Some dishes which frequently use fish include onigiri, ramen, crackers, fish cakes, and bento boxes. Certain salads also contain fish ingredients.
Crustaceans – When reading food labels or speaking to a waitress, you should look out for the terms kairui and kokakurui, especially if you are allergic to shellfish and crustaceans. The words ebi and kani – the Japanese terms for shrimp and crab, respectively – should also raise a red flag if you have this specific dietary restriction. Like fish, these ingredients are also commonly found in flavorings in snacks, toppings, and seasonings for Japanese dishes like hot pot and fish cakes.
Sesame – Also called goma, sesame is another typical ingredient found in Japanese dishes and cannot be easily detected. To be more specific, many Japanese fried meals are cooked using sesame oil. This includes almost everything – from fried rice and sautéed vegetables to dumplings.

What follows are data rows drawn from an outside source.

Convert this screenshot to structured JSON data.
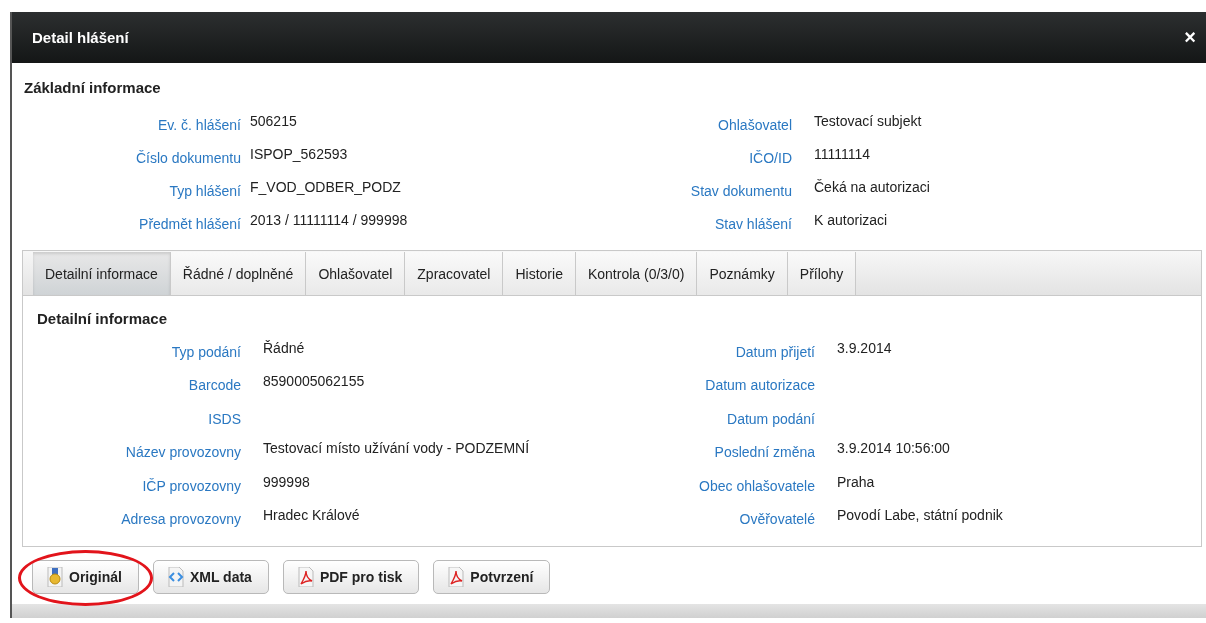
{
  "window": {
    "title": "Detail hlášení",
    "close": "×"
  },
  "basic_info": {
    "heading": "Základní informace",
    "left": [
      {
        "label": "Ev. č. hlášení",
        "value": "506215"
      },
      {
        "label": "Číslo dokumentu",
        "value": "ISPOP_562593"
      },
      {
        "label": "Typ hlášení",
        "value": "F_VOD_ODBER_PODZ"
      },
      {
        "label": "Předmět hlášení",
        "value": "2013 / 11111114 / 999998"
      }
    ],
    "right": [
      {
        "label": "Ohlašovatel",
        "value": "Testovací subjekt"
      },
      {
        "label": "IČO/ID",
        "value": "11111114"
      },
      {
        "label": "Stav dokumentu",
        "value": "Čeká na autorizaci"
      },
      {
        "label": "Stav hlášení",
        "value": "K autorizaci"
      }
    ]
  },
  "tabs": [
    {
      "label": "Detailní informace",
      "selected": true
    },
    {
      "label": "Řádné / doplněné",
      "selected": false
    },
    {
      "label": "Ohlašovatel",
      "selected": false
    },
    {
      "label": "Zpracovatel",
      "selected": false
    },
    {
      "label": "Historie",
      "selected": false
    },
    {
      "label": "Kontrola (0/3/0)",
      "selected": false
    },
    {
      "label": "Poznámky",
      "selected": false
    },
    {
      "label": "Přílohy",
      "selected": false
    }
  ],
  "detail": {
    "heading": "Detailní informace",
    "left": [
      {
        "label": "Typ podání",
        "value": "Řádné"
      },
      {
        "label": "Barcode",
        "value": "8590005062155"
      },
      {
        "label": "ISDS"
      },
      {
        "label": "Název provozovny",
        "value": "Testovací místo užívání vody - PODZEMNÍ"
      },
      {
        "label": "IČP provozovny",
        "value": "999998"
      },
      {
        "label": "Adresa provozovny",
        "value": "Hradec Králové"
      }
    ],
    "right": [
      {
        "label": "Datum přijetí",
        "value": "3.9.2014"
      },
      {
        "label": "Datum autorizace"
      },
      {
        "label": "Datum podání"
      },
      {
        "label": "Poslední změna",
        "value": "3.9.2014 10:56:00"
      },
      {
        "label": "Obec ohlašovatele",
        "value": "Praha"
      },
      {
        "label": "Ověřovatelé",
        "value": "Povodí Labe, státní podnik"
      }
    ]
  },
  "buttons": [
    {
      "label": "Originál",
      "kind": "original",
      "circled": true
    },
    {
      "label": "XML data",
      "kind": "xml",
      "circled": false
    },
    {
      "label": "PDF pro tisk",
      "kind": "pdf",
      "circled": false
    },
    {
      "label": "Potvrzení",
      "kind": "pdf",
      "circled": false
    }
  ]
}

Sashimi bowls and salads may also contain sesame seeds as a garnish for added aesthetic and flavor. But since they are not considered a main ingredient, they may not be listed in the dish description on the menu. Black sesame can also be found in many Japanese desserts like steamed dumplings and red bean paste.
3. Be Wary of Street Food
Although Japan is popular for scrumptious street foods, you must try to avoid them if you have restrictions in your diet because food stands don’t often indicate what ingredients are used in their offerings. Be extra wary of food stands where all the ingredients of a dish are being cooked together. You can use your allergy card in this scenario, but always be cautious with this type of food.
Enjoy Japanese Specialties Safely
Although Japanese cuisine leans largely on seafood, having allergies and other dietary restrictions shouldn’t keep you from relishing the mouthwatering dishes popular in the East.
As one of the most recommended Japanese restaurants in Abu Dhabi, Koi Restaurant serves not just authentic Eastern food, but also customer satisfaction. We make sure you enjoy a genuine Japanese experience, even if there are restrictions in your diet. Let us know your specific needs and we’ll definitely deliver a delicious, satisfying meal.